How to git clone a specific branch


Command to clone a specific Git branch

To git clone only a single, specific Git branch, issue this command:

git clone --single-branch --branch development

The steps to clone a specific Git branch differ from a typical clone command in two ways:

  1. The –single-branch (two dashes) flag limits the clone to only one branch.
  2. The –branch (two dashes) flag specifies which specific Git branch to clone.

Single git branch clone example

Here is an example of clone of a single branch from a GitHub repo.

git-clone@branch:~$ git clone --single-branch --branch development 
* development

Notice how a request to list all branches after a single Git branch has been cloned only shows two things:

  • A local copy of the specific branch Git cloned.
  • A single branch listed as a remote reference.
git-clone@branch:~$ git branch --all
* development

This proves that indeed the command only cloned a single, specific Git branch on the remote server.

git clone single specific branch

When you clone a specific Git branch, you cannot check out other branches.

Multiple vs. single git branch clone commands

Contrast the output above to the result of a normal clone operation, as follows:

git-clone@branch:~$git clone 
* master
remotes/origin/HEAD -> origin/master

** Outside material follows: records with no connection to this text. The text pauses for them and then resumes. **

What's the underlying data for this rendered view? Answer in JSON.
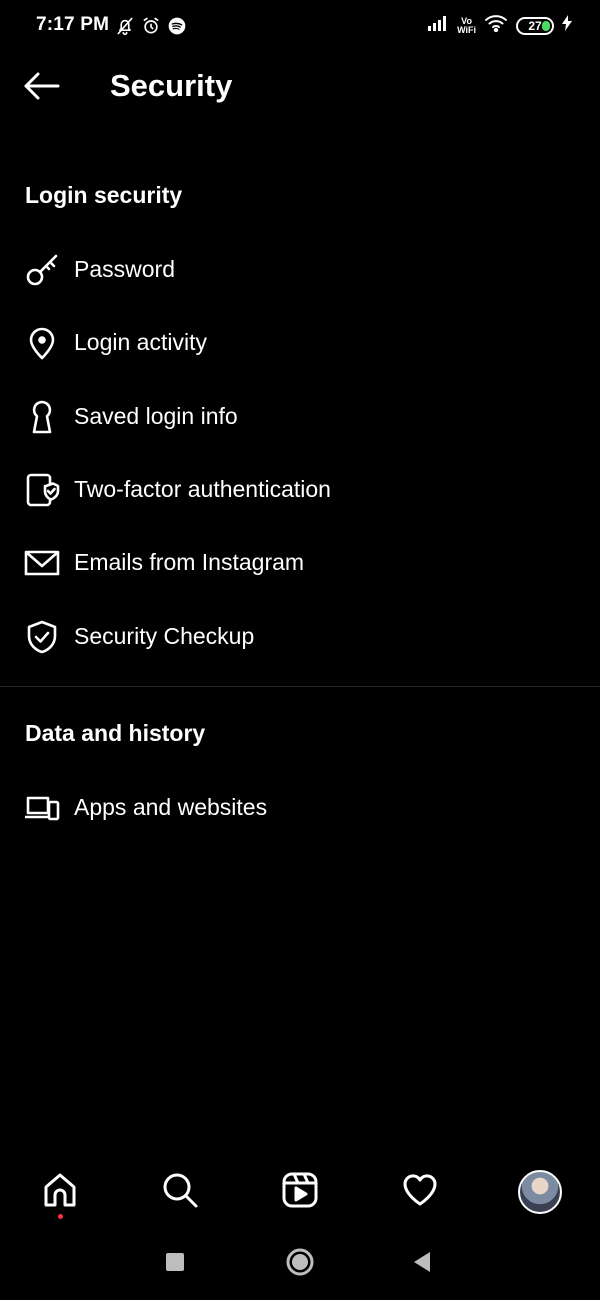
{
  "status_bar": {
    "time": "7:17 PM",
    "battery": "27",
    "vowifi_top": "Vo",
    "vowifi_bottom": "WiFi",
    "left_icons": [
      "mute-icon",
      "alarm-icon",
      "spotify-icon"
    ],
    "right_icons": [
      "signal-icon",
      "vowifi-icon",
      "wifi-icon",
      "battery-icon",
      "charging-icon"
    ]
  },
  "header": {
    "title": "Security",
    "back_icon": "arrow-left-icon"
  },
  "sections": [
    {
      "title": "Login security",
      "items": [
        {
          "label": "Password",
          "icon": "key-icon"
        },
        {
          "label": "Login activity",
          "icon": "location-pin-icon"
        },
        {
          "label": "Saved login info",
          "icon": "keyhole-icon"
        },
        {
          "label": "Two-factor authentication",
          "icon": "phone-shield-icon"
        },
        {
          "label": "Emails from Instagram",
          "icon": "envelope-icon"
        },
        {
          "label": "Security Checkup",
          "icon": "shield-check-icon"
        }
      ]
    },
    {
      "title": "Data and history",
      "items": [
        {
          "label": "Apps and websites",
          "icon": "devices-icon"
        }
      ]
    }
  ],
  "bottom_nav": [
    "home-icon",
    "search-icon",
    "reels-icon",
    "heart-icon",
    "profile-avatar"
  ],
  "system_nav": [
    "recents-icon",
    "home-circle-icon",
    "back-triangle-icon"
  ],
  "colors": {
    "background": "#000000",
    "text": "#ffffff",
    "divider": "#262626",
    "notification_dot": "#ff3040",
    "battery_fill": "#4cd964"
  }
}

As you can see, without parameterization, a normal git clone command makes the default main or master branch local, and maintains remote references to other branches that the developer can checkout or switch to at will.

Consequences of a single git branch clone

For CI/CD pipelines built with tools such as Jenkins, GitHub Actions or TeamCity, it makes sense to only clone a single, specific Git branch.

However, for day-to-day development operations the consequences of cloning only a single branch make it more difficult to merge code and switch between branches.

After you git clone a specific branch, your local copy of the remote repo has two attributes:

  • It does not contain any local copies of the remote branches.
  • It does not contain any references to other branches in the remote repo.

Pathspec errors: master not known to Git

For example, in this single branch clone example, we have not copied the main or master branch.

Any attempts to check out the main or master branch will trigger a pathspec error telling us the branch does not exist locally, despite the fact that it does indeed exist on the remote repo we cloned.

git-clone@branch:~$ git checkout master
error: pathspec 'master' did not match any file(s) known to git

git-clone@branch:~$ git checkout main
error: pathspec ‘main’ did not match any file(s) known to git

To fix the pathspec error, the developer must do one of two things:

  • Add remote references to the branches they need, or
  • Start over with a full clone of the repository.

Git clone a single branch with a specific depth

Continuous integration builds commonly require cloning only a single, specific Git branch.

After all, if you’re just compiling the latest commit in the development branch, why clone every other branch in the process?

If this is the case, you might also want to limit the git clone depth.

Specific clone depth of 1

If you set the clone depth to 1, you’ll only get the latest commit, not the entire history of the project.

It’s a nice feature that might save your Jenkins server or GitHub Actions routine some clock-cycles.

It’ll save your CI/CD pipeline servers some hard drive space.

App Architecture
Software Quality
Cloud Computing